Skip to content Skip to navigation

NAPHS board identifies three key policy areas for consumers

March 20, 2012
by News release
| Reprints

The National Association of Psychiatric Health Systems (NAPHS) Board of Trustees this week made recommendations in key policy areas that have the potential to significantly improve the lives of individuals with mental and additive disorders. The meeting (led by Board Chair Blair Stam, executive vice president, Signature Healthcare Services, Corona, CA) resulted in Board actions and discussion around three issues.

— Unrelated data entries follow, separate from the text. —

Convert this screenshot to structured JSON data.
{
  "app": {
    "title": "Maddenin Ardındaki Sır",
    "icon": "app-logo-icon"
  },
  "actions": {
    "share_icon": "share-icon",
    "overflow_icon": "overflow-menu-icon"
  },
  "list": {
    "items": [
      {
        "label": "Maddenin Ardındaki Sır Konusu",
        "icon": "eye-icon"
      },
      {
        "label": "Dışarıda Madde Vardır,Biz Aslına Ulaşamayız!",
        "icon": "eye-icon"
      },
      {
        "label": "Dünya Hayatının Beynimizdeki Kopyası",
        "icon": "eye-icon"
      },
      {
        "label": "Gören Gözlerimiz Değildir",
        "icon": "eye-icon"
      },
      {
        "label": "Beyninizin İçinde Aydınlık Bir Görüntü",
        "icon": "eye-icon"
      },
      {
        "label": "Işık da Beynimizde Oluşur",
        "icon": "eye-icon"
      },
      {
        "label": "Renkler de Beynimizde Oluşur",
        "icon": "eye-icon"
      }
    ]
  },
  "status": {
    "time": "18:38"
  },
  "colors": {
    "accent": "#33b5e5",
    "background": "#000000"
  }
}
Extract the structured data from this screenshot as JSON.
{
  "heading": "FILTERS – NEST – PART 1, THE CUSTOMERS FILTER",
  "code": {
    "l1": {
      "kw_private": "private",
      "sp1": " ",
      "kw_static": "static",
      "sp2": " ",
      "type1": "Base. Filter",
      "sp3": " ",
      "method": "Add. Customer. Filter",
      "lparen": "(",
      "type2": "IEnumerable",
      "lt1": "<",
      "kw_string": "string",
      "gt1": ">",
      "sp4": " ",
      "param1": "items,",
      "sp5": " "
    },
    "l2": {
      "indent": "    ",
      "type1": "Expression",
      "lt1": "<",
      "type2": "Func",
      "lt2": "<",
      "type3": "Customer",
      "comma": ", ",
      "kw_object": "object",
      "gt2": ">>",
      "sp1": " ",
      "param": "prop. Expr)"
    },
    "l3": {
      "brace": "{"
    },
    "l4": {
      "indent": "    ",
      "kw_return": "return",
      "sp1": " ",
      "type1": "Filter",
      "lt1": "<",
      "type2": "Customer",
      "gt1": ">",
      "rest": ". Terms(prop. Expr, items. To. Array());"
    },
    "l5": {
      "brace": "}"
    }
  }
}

1. Parity Implementation
The U.S. Departments of Labor, Treasury, and Health & Human Services should issue a final rule by the end of this year on the Paul Wellstone and Pete Domenici Mental Health Parity and Addiction Equity Act, the Board recommended.  The final rule should specifically address scope of service, Medicaid managed care, and non-quantitative treatment limits, the Board found.

Since January 1, 2011, as required in the parity law, NAPHS members have seen health plans change/eliminate arbitrary treatment limits, such as limiting inpatient care to 30 days annually. However, NAPHS members have seen less change in the area of non-quantitative treatment limits. For example, health plans continue to tightly manage the benefits by authorizing only a couple of inpatient days and then requiring the hospital’s doctor to justify additional days with the health plan’s doctor. 

This is not done for other medical conditions. NAPHS members have also seen some health plans actually reduce coverage for certain levels of care, such as residential treatment, which is contrary to the intent of the federal parity law. Medical plans generally cover all levels of care from hospital to subacute to outpatient, and—under the parity law and regulations—a similar set of levels of care needs to be provided for mental health and addiction care.

To date, the Department of Health & Human Services has not issued guidance to states regarding the interrelationship between the federal parity law and regulations and Medicaid managed care. In November 2011, the federal agencies issued subregulatory guidance. “While this is a good first step toward clarifying the intent of the law, many questions remain,” noted NAPHS President/CEO Mark Covall. “Consumers deserve and need clarification to ensure that the landmark parity legislation is implemented as Congress intended.”

2. Oversight of Dual-Eligible Demonstrations

To ensure consumers protections as demonstrations are being rolled out for coordinating care for “dual eligibles” (that is, individuals enrolled in both the Medicare and Medicaid programs), the NAPHS Board recommended that Congress provide strong, ongoing congressional oversight. There are many questions that need to be answered before moving in a new direction with a particularly vulnerable population, the NAPHS Board said, including questions about the enrollment process, network adequacy standards, and overall payments. The NAPHS Board outlined broad patient-protection themes that it believes all state demonstration proposals should include:

  • Enrollment in dual-eligible demonstrations should be voluntary through an opt-in enrollment (and not an opt-out enrollment). 
  • There should be an out-of-network option.
  • Payments should not fall below the cost of delivering the care.
  • States being approved for demonstrations should be encouraged to conduct pilot demonstrations in limited geographic areas (instead of implementing immediate state-wide initiatives) because of the complexity of this population and the lack of full knowledge on the best ways to proceed.
  • Several demonstration approaches should be tested. Specifically, CMS should approve sufficient numbers of both types of demonstrations suggested in their January 2012 Capitated Demonstration Guidance (both the capitated model and the managed fee-for-service model).
  • Getting the demonstrations right is more important than getting them implemented by the end of the year. 

NAPHS will be submitting more detailed comments next week to the Centers for Medicare & Medicaid Services (CMS) on the first dual-eligible demonstration in Massachusetts.

3. Implementation of the Medicaid Emergency Psychiatric Demonstration
The NAPHS Board strongly endorsed the Medicaid Emergency Psychiatric Demonstration, which was authorized in the Affordable Care Act.  [On 3/13/12 CMS announced 11 states and the District of Columbia as demonstration sites. See www.cms.gov/apps/media/press_releases.asp.] 

“This $75 million emergency inpatient psychiatric care demonstration program will provide Medicaid patients equal access to all community inpatient psychiatric services,” said NAPHS President/CEO Mark Covall. “It will result in Medicaid patients receiving the right care, at the right time, in the right setting. It will also result in a more efficient and cost-effective psychiatric delivery system.  We applaud CMS for taking another critical step on the path to full parity for all Americans.” 

Topics